The year-on-year inflation rate stood at 11.48% in April—the highest it has been since May 2012, according to the Kenya National Bureau of Statistics. The food and non-alcoholic drinks index is rising faster than the overall inflation rate, up 21% in April from a year ago. This has led to surging prices for staples like maize, sugar, and milk, with some of the largest stores reporting that they can’t even stock maize flour because of shortages.

The soaring inflation comes at a time when East Africa’s largest economy is decelerating, according to the World Bank, with rising energy prices dampening overall economic activity. The agricultural sector has also faced challenges beyond the drought, with plummeting global commodity prices affecting tea export revenues, and economic sluggishness in Europe weakening the demand for horticultural products. A survey by research firm IPSOS-Kenya released in February reported worsening economic conditions among Kenyan households. The United Nations recently put Kenya’s unemployment rate at 39%, the highest in east Africa.

The issue of food prices and the cost of living is the subject of heated discussion in Kenya, as the country prepares for a general election in August. On social media, hashtags like #CostOfLivingKe are being used to air concerns.

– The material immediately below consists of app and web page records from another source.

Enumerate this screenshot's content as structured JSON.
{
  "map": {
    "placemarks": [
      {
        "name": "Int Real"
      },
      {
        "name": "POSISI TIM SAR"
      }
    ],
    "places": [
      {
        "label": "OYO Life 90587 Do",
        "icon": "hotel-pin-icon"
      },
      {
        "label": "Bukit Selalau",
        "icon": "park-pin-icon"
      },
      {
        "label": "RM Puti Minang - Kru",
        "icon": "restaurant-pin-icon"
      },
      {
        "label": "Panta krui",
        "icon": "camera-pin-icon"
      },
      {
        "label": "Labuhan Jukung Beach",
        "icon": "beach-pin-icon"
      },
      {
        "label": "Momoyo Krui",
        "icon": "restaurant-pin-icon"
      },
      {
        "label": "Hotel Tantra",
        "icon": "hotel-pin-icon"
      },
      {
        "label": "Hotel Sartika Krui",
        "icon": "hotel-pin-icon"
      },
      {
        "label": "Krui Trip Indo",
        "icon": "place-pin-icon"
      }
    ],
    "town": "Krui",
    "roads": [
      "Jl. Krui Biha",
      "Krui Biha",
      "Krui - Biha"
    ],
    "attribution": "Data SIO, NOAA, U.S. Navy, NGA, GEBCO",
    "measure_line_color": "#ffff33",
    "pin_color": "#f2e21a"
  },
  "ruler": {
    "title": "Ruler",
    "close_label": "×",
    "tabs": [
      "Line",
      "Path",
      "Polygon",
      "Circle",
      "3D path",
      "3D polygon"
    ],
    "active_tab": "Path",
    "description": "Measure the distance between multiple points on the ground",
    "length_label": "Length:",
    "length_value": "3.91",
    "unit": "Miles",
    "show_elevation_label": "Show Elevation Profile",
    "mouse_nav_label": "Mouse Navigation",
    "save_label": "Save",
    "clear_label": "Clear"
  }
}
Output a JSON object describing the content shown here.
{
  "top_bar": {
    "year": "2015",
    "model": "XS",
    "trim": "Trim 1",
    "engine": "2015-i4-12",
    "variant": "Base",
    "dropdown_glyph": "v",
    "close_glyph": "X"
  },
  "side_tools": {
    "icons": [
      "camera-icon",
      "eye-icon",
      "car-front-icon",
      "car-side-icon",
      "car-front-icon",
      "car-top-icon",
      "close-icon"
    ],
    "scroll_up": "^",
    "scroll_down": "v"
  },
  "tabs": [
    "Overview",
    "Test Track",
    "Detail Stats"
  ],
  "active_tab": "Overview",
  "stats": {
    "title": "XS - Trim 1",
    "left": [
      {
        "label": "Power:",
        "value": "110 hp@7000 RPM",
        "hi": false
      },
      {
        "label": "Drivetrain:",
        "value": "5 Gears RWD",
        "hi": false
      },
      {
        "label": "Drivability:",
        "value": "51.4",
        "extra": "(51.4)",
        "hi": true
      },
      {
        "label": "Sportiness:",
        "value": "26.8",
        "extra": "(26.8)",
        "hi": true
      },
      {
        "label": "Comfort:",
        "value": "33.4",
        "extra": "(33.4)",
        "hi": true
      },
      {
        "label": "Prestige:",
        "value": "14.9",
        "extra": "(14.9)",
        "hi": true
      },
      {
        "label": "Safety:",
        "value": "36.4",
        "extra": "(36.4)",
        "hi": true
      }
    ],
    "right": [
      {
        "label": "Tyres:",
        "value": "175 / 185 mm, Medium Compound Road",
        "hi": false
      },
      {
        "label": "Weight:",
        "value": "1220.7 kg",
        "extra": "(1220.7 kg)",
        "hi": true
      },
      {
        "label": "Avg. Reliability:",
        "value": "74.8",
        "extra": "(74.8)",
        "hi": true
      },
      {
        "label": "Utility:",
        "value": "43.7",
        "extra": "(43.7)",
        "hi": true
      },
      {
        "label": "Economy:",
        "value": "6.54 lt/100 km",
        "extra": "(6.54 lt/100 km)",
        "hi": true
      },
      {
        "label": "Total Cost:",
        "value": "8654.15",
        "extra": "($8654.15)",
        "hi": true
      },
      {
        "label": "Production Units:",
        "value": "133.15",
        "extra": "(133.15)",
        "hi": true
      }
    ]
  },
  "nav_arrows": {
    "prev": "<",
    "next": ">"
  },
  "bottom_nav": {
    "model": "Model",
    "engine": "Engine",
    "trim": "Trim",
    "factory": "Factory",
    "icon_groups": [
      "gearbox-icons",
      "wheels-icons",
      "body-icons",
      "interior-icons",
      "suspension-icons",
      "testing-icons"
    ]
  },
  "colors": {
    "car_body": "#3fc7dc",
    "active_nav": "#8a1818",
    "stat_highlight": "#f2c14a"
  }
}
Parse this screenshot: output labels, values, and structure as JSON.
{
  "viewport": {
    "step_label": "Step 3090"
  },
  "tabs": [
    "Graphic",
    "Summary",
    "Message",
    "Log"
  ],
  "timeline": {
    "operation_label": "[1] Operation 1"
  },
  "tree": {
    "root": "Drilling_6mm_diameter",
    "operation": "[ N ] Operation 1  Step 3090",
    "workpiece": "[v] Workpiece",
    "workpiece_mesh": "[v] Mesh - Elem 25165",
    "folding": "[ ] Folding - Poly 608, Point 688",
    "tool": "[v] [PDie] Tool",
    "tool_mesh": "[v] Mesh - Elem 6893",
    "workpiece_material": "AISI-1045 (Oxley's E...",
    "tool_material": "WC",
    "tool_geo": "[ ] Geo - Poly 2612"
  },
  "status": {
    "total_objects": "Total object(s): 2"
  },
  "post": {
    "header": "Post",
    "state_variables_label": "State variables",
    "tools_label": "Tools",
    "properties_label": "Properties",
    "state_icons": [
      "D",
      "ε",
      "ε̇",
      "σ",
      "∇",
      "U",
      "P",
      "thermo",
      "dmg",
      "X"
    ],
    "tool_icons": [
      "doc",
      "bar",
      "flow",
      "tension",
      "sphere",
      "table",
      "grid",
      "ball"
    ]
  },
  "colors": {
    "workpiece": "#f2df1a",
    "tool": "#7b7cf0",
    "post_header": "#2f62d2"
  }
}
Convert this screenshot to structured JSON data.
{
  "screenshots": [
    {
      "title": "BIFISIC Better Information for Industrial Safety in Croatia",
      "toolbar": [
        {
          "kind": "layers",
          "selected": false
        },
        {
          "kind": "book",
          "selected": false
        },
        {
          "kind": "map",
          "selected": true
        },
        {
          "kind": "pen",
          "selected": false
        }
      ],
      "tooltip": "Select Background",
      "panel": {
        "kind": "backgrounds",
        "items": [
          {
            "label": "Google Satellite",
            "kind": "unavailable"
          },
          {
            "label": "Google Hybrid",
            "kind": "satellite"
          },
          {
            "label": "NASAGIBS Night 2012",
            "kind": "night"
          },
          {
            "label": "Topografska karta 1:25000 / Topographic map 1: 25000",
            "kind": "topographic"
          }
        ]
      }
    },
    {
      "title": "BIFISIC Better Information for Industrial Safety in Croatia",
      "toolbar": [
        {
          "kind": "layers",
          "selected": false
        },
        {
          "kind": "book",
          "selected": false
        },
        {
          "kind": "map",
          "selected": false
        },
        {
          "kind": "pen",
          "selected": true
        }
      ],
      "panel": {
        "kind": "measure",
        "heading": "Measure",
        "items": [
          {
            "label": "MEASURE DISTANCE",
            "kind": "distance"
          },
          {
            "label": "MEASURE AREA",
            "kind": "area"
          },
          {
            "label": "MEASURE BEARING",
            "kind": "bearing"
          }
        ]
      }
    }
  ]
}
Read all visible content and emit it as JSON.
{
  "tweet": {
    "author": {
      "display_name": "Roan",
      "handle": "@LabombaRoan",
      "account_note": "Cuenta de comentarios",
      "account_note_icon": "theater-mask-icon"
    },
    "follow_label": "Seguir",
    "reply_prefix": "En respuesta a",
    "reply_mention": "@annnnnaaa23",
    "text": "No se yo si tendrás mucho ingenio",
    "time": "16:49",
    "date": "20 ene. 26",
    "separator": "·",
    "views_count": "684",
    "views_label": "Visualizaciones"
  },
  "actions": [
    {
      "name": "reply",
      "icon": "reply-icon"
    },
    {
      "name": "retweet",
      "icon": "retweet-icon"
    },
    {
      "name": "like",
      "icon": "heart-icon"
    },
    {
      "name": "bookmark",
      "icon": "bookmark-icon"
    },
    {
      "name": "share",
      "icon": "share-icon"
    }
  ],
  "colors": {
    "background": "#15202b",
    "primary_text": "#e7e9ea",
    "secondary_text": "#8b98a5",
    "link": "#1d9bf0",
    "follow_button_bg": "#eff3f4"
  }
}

Kenyan president Uhuru Kenyatta says his government is “doing everything” it can to lower the prices. But opposition leaders accuse his administration of failing to cushion Kenyans from the effects of drought.

Members of parliament are now debating a bill aimed at curbing the rising food prices while opening the window for importing duty-free maize into the country. Authorities will also import 100,000 tons of sugar in the coming months in order to make up for the drop in cane production.

But as experts have pointed out, the proposed solutions don’t look into the future and are unlikely to guarantee long-term economic viability and sustainability. While the economy is expected to rebound and grow to 5.8% in 2018 and 6.1% in 2019 according to World Bank estimates, more durable solutions are needed to avoid a repeat of the current crisis.